Jack Finney
This is How You Die: Stories of the Inscrutable, Infallible, Inescapable Machine of Death
Ryan North, Matthew Bennardo, David Malki, Nathan Burgoine, Toby W. Rush, Rhiannon Kelly, Ryan Estrada, George Page III, Chandler Kaiden, Tom Francis, Grace Seybold, D.L.E. Roger, Daliso Chaponda, John Takis, Ada Hoffmann, Rebecca Black, Karen Stay Ahlstrom, Gord Sellar, M
The Mostly True Adventures of Homer P. Figg - Rodman Philbrick I wish this book had been published when I was in elementary school, learning about the Civil War for the first time. The typical way history is taught leads to a dissociation with the events of the past, wars especially. The motives behind war, the mechanics of the movements of armies, and the individual stories are lost, and brutal time periods in the world's history are reduced to names, dates, and places. When ten-year-olds are being taught about a war fought a century and a half ago by (mostly) adults, it can be hard to capture their attention, and keep it. Sure, battles can be awesome, if you're of that mindset, but actually relating to what happened is very difficult.

In this book, a small part of the Civil War is told through the eyes of Homer P. Figg, a twelve-year-old from Maine who's had a hard life. Homer's unique personality - he's brave and loyal, but loves to stretch the truth - lends itself well to the story Rodman Philbrick is telling. Homer has several adventures exploring the American countryside for his brother, who has been illegally drafted into the Union Army.
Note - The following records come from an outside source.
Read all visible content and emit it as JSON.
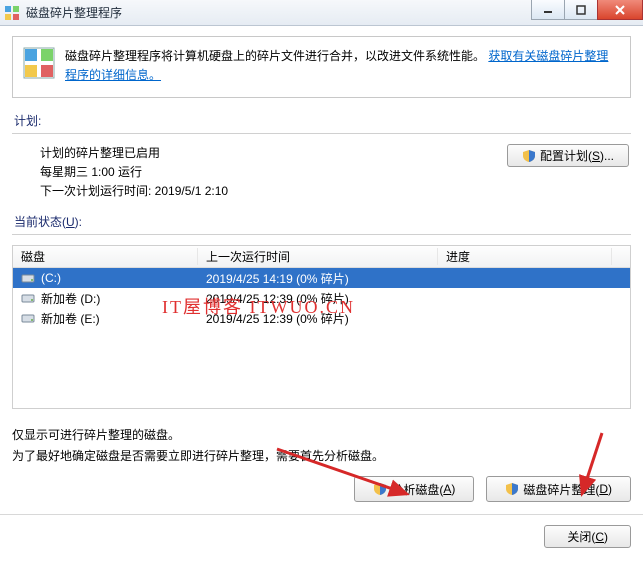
{
  "window": {
    "title": "磁盘碎片整理程序"
  },
  "info": {
    "text": "磁盘碎片整理程序将计算机硬盘上的碎片文件进行合并，以改进文件系统性能。",
    "link": "获取有关磁盘碎片整理程序的详细信息。"
  },
  "labels": {
    "schedule": "计划:",
    "status": "当前状态(",
    "status_key": "U",
    "status_after": "):"
  },
  "schedule": {
    "enabled": "计划的碎片整理已启用",
    "freq": "每星期三   1:00 运行",
    "next": "下一次计划运行时间: 2019/5/1 2:10"
  },
  "buttons": {
    "config_pre": "配置计划(",
    "config_key": "S",
    "config_post": ")...",
    "analyze_pre": "分析磁盘(",
    "analyze_key": "A",
    "analyze_post": ")",
    "defrag_pre": "磁盘碎片整理(",
    "defrag_key": "D",
    "defrag_post": ")",
    "close_pre": "关闭(",
    "close_key": "C",
    "close_post": ")"
  },
  "columns": {
    "disk": "磁盘",
    "last": "上一次运行时间",
    "progress": "进度"
  },
  "rows": [
    {
      "name": "(C:)",
      "last": "2019/4/25 14:19 (0% 碎片)",
      "selected": true
    },
    {
      "name": "新加卷 (D:)",
      "last": "2019/4/25 12:39 (0% 碎片)",
      "selected": false
    },
    {
      "name": "新加卷 (E:)",
      "last": "2019/4/25 12:39 (0% 碎片)",
      "selected": false
    }
  ],
  "note": {
    "l1": "仅显示可进行碎片整理的磁盘。",
    "l2": "为了最好地确定磁盘是否需要立即进行碎片整理，需要首先分析磁盘。"
  },
  "watermark": "IT屋博客  ITWUO.CN"
}
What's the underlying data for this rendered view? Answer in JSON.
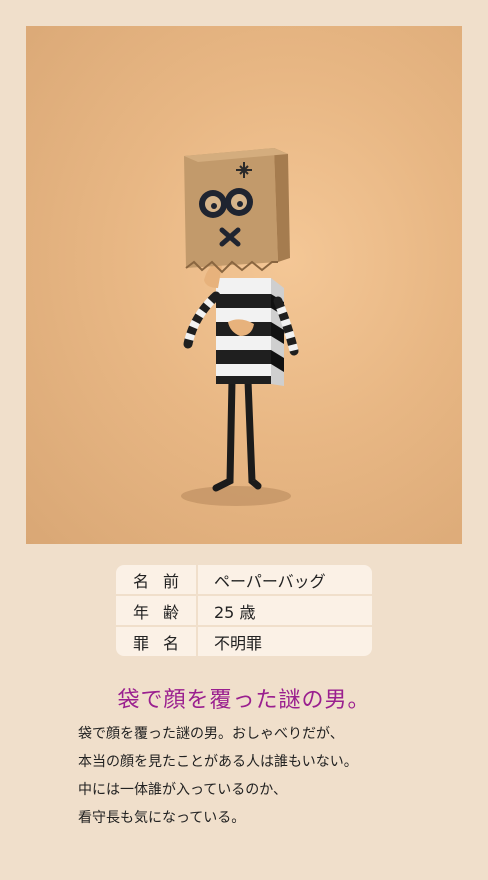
{
  "character": {
    "image_alt": "ペーパーバッグ illustration",
    "profile": [
      {
        "label": "名前",
        "value": "ペーパーバッグ"
      },
      {
        "label": "年齢",
        "value": "25 歳"
      },
      {
        "label": "罪名",
        "value": "不明罪"
      }
    ],
    "headline": "袋で顔を覆った謎の男。",
    "description_lines": [
      "袋で顔を覆った謎の男。おしゃべりだが、",
      "本当の顔を見たことがある人は誰もいない。",
      "中には一体誰が入っているのか、",
      "看守長も気になっている。"
    ]
  },
  "colors": {
    "background": "#f0dfcb",
    "headline": "#9a1f8f",
    "bag": "#c29a6b"
  }
}
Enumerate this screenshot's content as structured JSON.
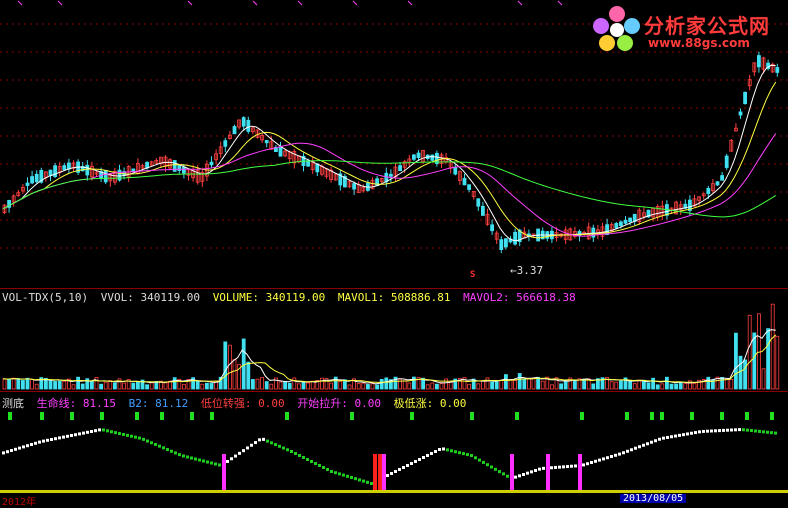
{
  "logo": {
    "main": "分析家公式网",
    "sub": "www.88gs.com"
  },
  "price": {
    "low_label": "3.37",
    "signal_mark": "S"
  },
  "volume_header": {
    "name": "VOL-TDX(5,10)",
    "vvol": "VVOL: 340119.00",
    "volume": "VOLUME: 340119.00",
    "mavol1": "MAVOL1: 508886.81",
    "mavol2": "MAVOL2: 566618.38"
  },
  "indicator_header": {
    "name": "测底",
    "life_line": "生命线: 81.15",
    "b2": "B2: 81.12",
    "low_strong": "低位转强: 0.00",
    "start_rise": "开始拉升: 0.00",
    "extreme_low": "极低涨: 0.00"
  },
  "bottom_axis": {
    "year_label": "2012年",
    "date_tag": "2013/08/05"
  },
  "colors": {
    "up": "#ff4040",
    "down": "#40e0f0",
    "ma_white": "#ffffff",
    "ma_yellow": "#ffff40",
    "ma_magenta": "#ff40ff",
    "ma_green": "#40ff40",
    "grid": "#8a0000"
  }
}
Towards the end, Homer sees battle - "the elephant" - himself. The descriptions of the battle are heartrending. Homer is so young, and battle makes men so old. Though this book is for kids, there is little shielding of the realities of war.
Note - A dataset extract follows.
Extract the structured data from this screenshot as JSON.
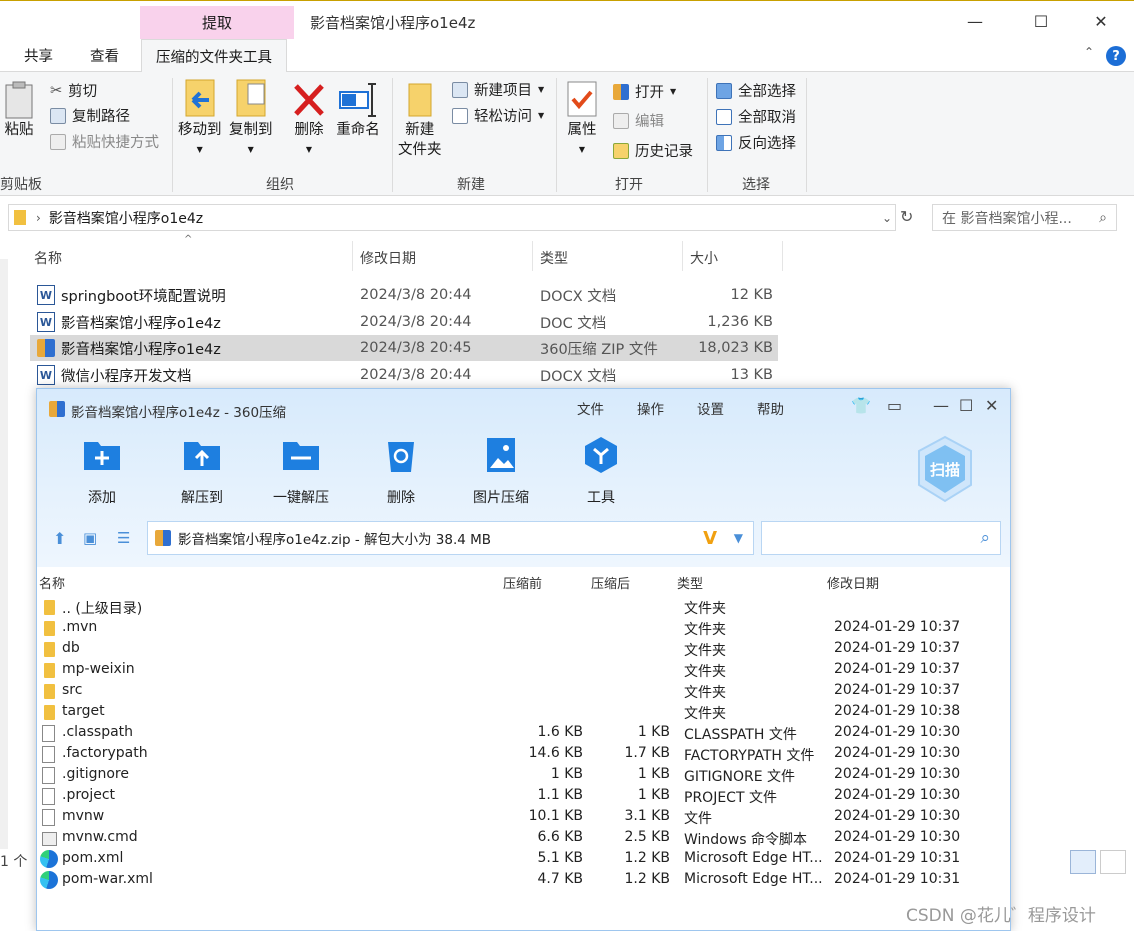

It's the point of view of the protagonist that will make the Civil War come alive for kids who read this book. Instead of learning about hardtack, cooking in the 19th century, the way battle wounds were treated, the true nature of the Emancipation Proclamation, and the names of generals from a textbook, all of these make up Homer's day-to-day life. Maine in the 1860s is portrayed as a very real place, with genuine inhabitants, good and bad people. Yes, sometimes Homer's antics are a little farfetched - he's a very lucky 12-year-old - but that's part of what makes the book not quite as serious as it could have been. The levity introduced by what Homer gets himself into is a welcome balance between the realities of war he experiences.
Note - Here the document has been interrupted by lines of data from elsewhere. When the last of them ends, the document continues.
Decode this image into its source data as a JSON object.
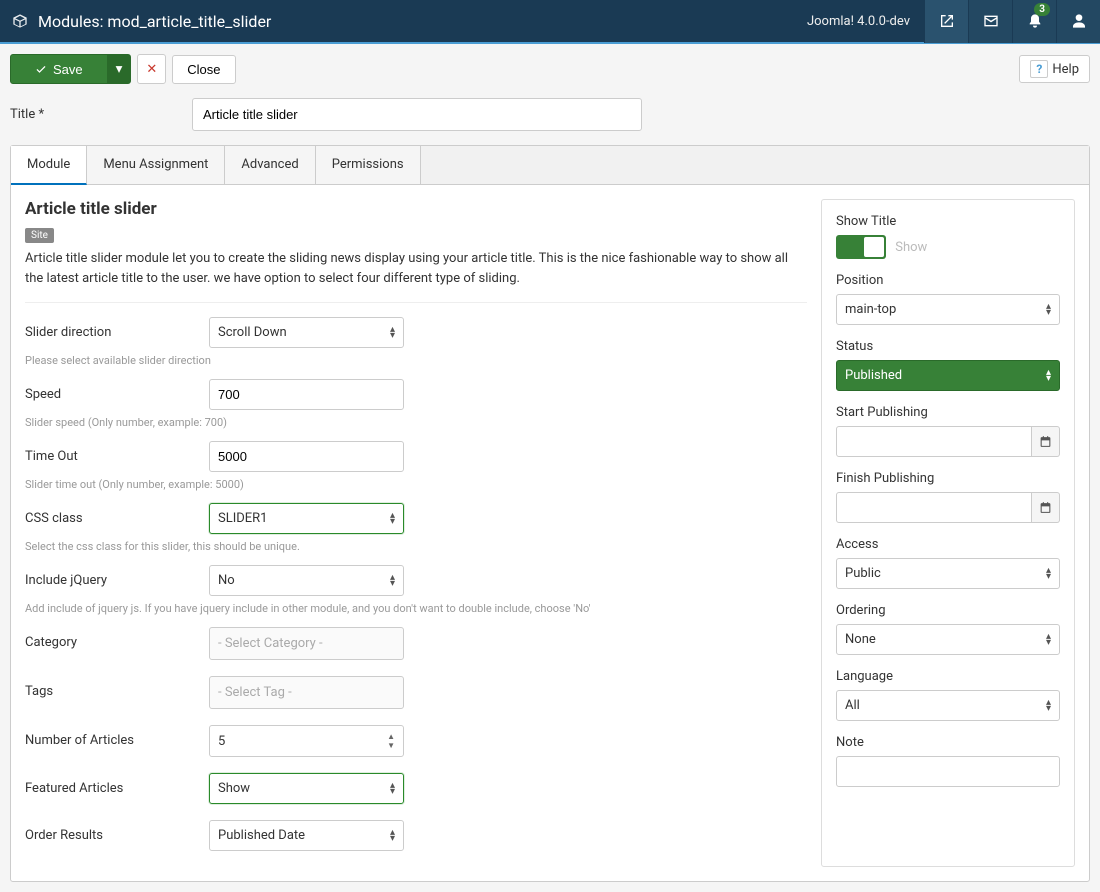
{
  "header": {
    "title": "Modules: mod_article_title_slider",
    "version": "Joomla! 4.0.0-dev",
    "notifications": "3"
  },
  "toolbar": {
    "save": "Save",
    "close": "Close",
    "help": "Help"
  },
  "title_field": {
    "label": "Title *",
    "value": "Article title slider"
  },
  "tabs": {
    "module": "Module",
    "menu_assignment": "Menu Assignment",
    "advanced": "Advanced",
    "permissions": "Permissions"
  },
  "module": {
    "heading": "Article title slider",
    "site_badge": "Site",
    "description": "Article title slider module let you to create the sliding news display using your article title. This is the nice fashionable way to show all the latest article title to the user. we have option to select four different type of sliding.",
    "fields": {
      "slider_direction": {
        "label": "Slider direction",
        "value": "Scroll Down",
        "hint": "Please select available slider direction"
      },
      "speed": {
        "label": "Speed",
        "value": "700",
        "hint": "Slider speed (Only number, example: 700)"
      },
      "timeout": {
        "label": "Time Out",
        "value": "5000",
        "hint": "Slider time out (Only number, example: 5000)"
      },
      "css_class": {
        "label": "CSS class",
        "value": "SLIDER1",
        "hint": "Select the css class for this slider, this should be unique."
      },
      "include_jquery": {
        "label": "Include jQuery",
        "value": "No",
        "hint": "Add include of jquery js. If you have jquery include in other module, and you don't want to double include, choose 'No'"
      },
      "category": {
        "label": "Category",
        "placeholder": "- Select Category -"
      },
      "tags": {
        "label": "Tags",
        "placeholder": "- Select Tag -"
      },
      "num_articles": {
        "label": "Number of Articles",
        "value": "5"
      },
      "featured": {
        "label": "Featured Articles",
        "value": "Show"
      },
      "order": {
        "label": "Order Results",
        "value": "Published Date"
      }
    }
  },
  "sidebar": {
    "show_title": {
      "label": "Show Title",
      "state_label": "Show"
    },
    "position": {
      "label": "Position",
      "value": "main-top"
    },
    "status": {
      "label": "Status",
      "value": "Published"
    },
    "start_publishing": {
      "label": "Start Publishing",
      "value": ""
    },
    "finish_publishing": {
      "label": "Finish Publishing",
      "value": ""
    },
    "access": {
      "label": "Access",
      "value": "Public"
    },
    "ordering": {
      "label": "Ordering",
      "value": "None"
    },
    "language": {
      "label": "Language",
      "value": "All"
    },
    "note": {
      "label": "Note",
      "value": ""
    }
  }
}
I did feel that Homer's character took a few pages to establish itself. I didn't have a handle on his true scampish nature until a bit later. But that also stays true to his narration; people leave bits out and don't explain everything at once. I think kids will be much more quick to identify with Homer.